**Task instructions:**
Leaving out the images, repeat all the lines below exactly.

**Records for processing:**

==================================================

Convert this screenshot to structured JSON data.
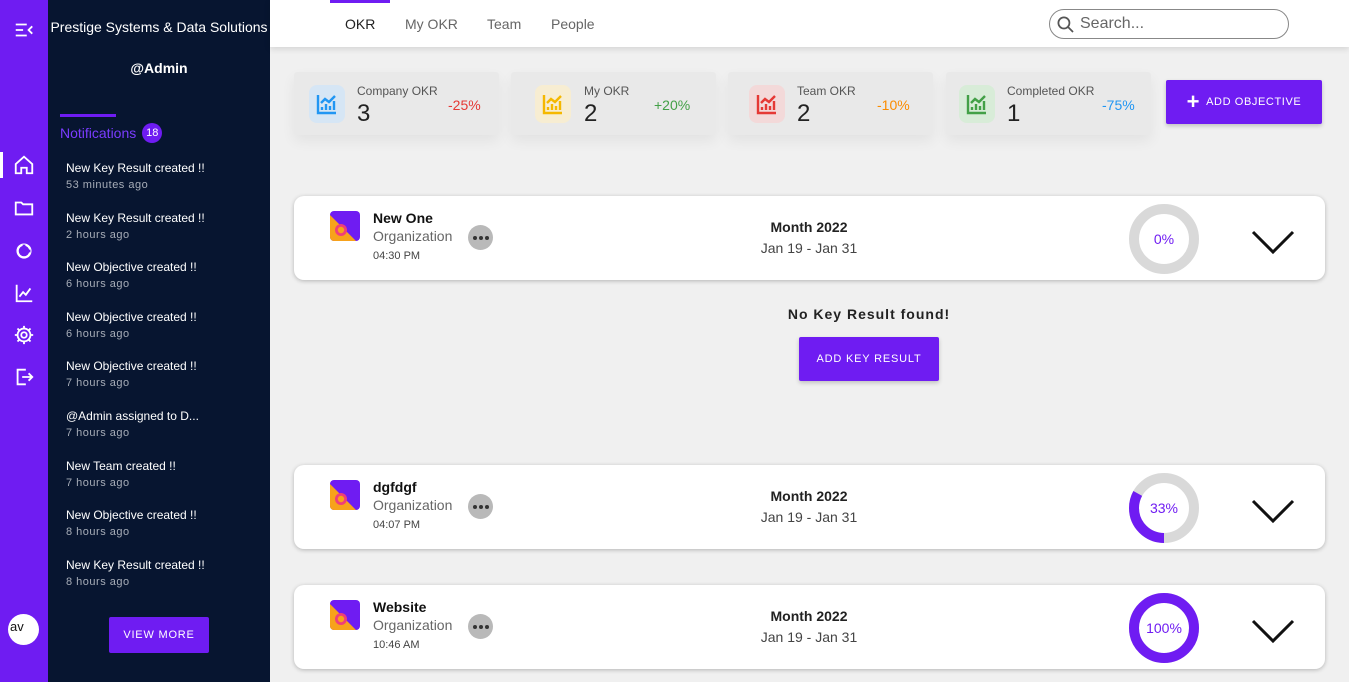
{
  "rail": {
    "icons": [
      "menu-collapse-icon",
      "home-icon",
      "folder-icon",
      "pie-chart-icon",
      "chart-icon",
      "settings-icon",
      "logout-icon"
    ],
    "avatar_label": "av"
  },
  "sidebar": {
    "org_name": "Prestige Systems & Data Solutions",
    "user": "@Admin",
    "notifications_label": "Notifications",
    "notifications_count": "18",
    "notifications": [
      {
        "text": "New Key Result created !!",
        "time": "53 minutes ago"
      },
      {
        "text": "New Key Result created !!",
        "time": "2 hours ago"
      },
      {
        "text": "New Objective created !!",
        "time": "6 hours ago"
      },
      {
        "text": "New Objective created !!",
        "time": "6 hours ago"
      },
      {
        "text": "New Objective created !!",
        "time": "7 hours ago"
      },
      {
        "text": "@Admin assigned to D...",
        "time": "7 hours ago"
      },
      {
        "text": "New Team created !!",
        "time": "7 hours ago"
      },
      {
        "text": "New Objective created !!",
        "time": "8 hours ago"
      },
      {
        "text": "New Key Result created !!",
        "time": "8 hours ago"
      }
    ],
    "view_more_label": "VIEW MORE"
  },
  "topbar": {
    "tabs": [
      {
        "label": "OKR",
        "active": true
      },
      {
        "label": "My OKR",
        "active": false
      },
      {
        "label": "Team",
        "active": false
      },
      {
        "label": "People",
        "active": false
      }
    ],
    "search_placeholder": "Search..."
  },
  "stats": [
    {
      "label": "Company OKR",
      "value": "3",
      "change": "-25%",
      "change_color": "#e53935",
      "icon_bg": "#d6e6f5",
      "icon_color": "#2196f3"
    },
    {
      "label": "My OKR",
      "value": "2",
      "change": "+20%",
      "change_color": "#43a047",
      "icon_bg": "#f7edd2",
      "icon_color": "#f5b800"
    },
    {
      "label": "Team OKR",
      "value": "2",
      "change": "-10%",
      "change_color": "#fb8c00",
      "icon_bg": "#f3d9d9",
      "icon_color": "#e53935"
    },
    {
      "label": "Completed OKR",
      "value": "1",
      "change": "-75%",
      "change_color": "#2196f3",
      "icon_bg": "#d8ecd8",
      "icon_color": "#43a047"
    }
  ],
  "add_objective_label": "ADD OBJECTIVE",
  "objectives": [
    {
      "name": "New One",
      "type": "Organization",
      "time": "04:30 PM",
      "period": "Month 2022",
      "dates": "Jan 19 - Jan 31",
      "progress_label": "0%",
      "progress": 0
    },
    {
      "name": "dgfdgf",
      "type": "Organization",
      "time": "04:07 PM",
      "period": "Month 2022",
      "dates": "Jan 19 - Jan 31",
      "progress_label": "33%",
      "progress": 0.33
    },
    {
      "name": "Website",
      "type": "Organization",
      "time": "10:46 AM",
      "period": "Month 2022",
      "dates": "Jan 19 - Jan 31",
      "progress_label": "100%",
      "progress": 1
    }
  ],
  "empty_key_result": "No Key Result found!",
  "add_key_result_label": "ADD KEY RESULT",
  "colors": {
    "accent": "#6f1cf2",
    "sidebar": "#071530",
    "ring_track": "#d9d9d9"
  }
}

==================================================

**Answer space:**
Convert this screenshot to structured JSON data.
{
  "rail": {
    "icons": [
      "menu-collapse-icon",
      "home-icon",
      "folder-icon",
      "pie-chart-icon",
      "chart-icon",
      "settings-icon",
      "logout-icon"
    ],
    "avatar_label": "av"
  },
  "sidebar": {
    "org_name": "Prestige Systems & Data Solutions",
    "user": "@Admin",
    "notifications_label": "Notifications",
    "notifications_count": "18",
    "notifications": [
      {
        "text": "New Key Result created !!",
        "time": "53 minutes ago"
      },
      {
        "text": "New Key Result created !!",
        "time": "2 hours ago"
      },
      {
        "text": "New Objective created !!",
        "time": "6 hours ago"
      },
      {
        "text": "New Objective created !!",
        "time": "6 hours ago"
      },
      {
        "text": "New Objective created !!",
        "time": "7 hours ago"
      },
      {
        "text": "@Admin assigned to D...",
        "time": "7 hours ago"
      },
      {
        "text": "New Team created !!",
        "time": "7 hours ago"
      },
      {
        "text": "New Objective created !!",
        "time": "8 hours ago"
      },
      {
        "text": "New Key Result created !!",
        "time": "8 hours ago"
      }
    ],
    "view_more_label": "VIEW MORE"
  },
  "topbar": {
    "tabs": [
      {
        "label": "OKR",
        "active": true
      },
      {
        "label": "My OKR",
        "active": false
      },
      {
        "label": "Team",
        "active": false
      },
      {
        "label": "People",
        "active": false
      }
    ],
    "search_placeholder": "Search..."
  },
  "stats": [
    {
      "label": "Company OKR",
      "value": "3",
      "change": "-25%",
      "change_color": "#e53935",
      "icon_bg": "#d6e6f5",
      "icon_color": "#2196f3"
    },
    {
      "label": "My OKR",
      "value": "2",
      "change": "+20%",
      "change_color": "#43a047",
      "icon_bg": "#f7edd2",
      "icon_color": "#f5b800"
    },
    {
      "label": "Team OKR",
      "value": "2",
      "change": "-10%",
      "change_color": "#fb8c00",
      "icon_bg": "#f3d9d9",
      "icon_color": "#e53935"
    },
    {
      "label": "Completed OKR",
      "value": "1",
      "change": "-75%",
      "change_color": "#2196f3",
      "icon_bg": "#d8ecd8",
      "icon_color": "#43a047"
    }
  ],
  "add_objective_label": "ADD OBJECTIVE",
  "objectives": [
    {
      "name": "New One",
      "type": "Organization",
      "time": "04:30 PM",
      "period": "Month 2022",
      "dates": "Jan 19 - Jan 31",
      "progress_label": "0%",
      "progress": 0
    },
    {
      "name": "dgfdgf",
      "type": "Organization",
      "time": "04:07 PM",
      "period": "Month 2022",
      "dates": "Jan 19 - Jan 31",
      "progress_label": "33%",
      "progress": 0.33
    },
    {
      "name": "Website",
      "type": "Organization",
      "time": "10:46 AM",
      "period": "Month 2022",
      "dates": "Jan 19 - Jan 31",
      "progress_label": "100%",
      "progress": 1
    }
  ],
  "empty_key_result": "No Key Result found!",
  "add_key_result_label": "ADD KEY RESULT",
  "colors": {
    "accent": "#6f1cf2",
    "sidebar": "#071530",
    "ring_track": "#d9d9d9"
  }
}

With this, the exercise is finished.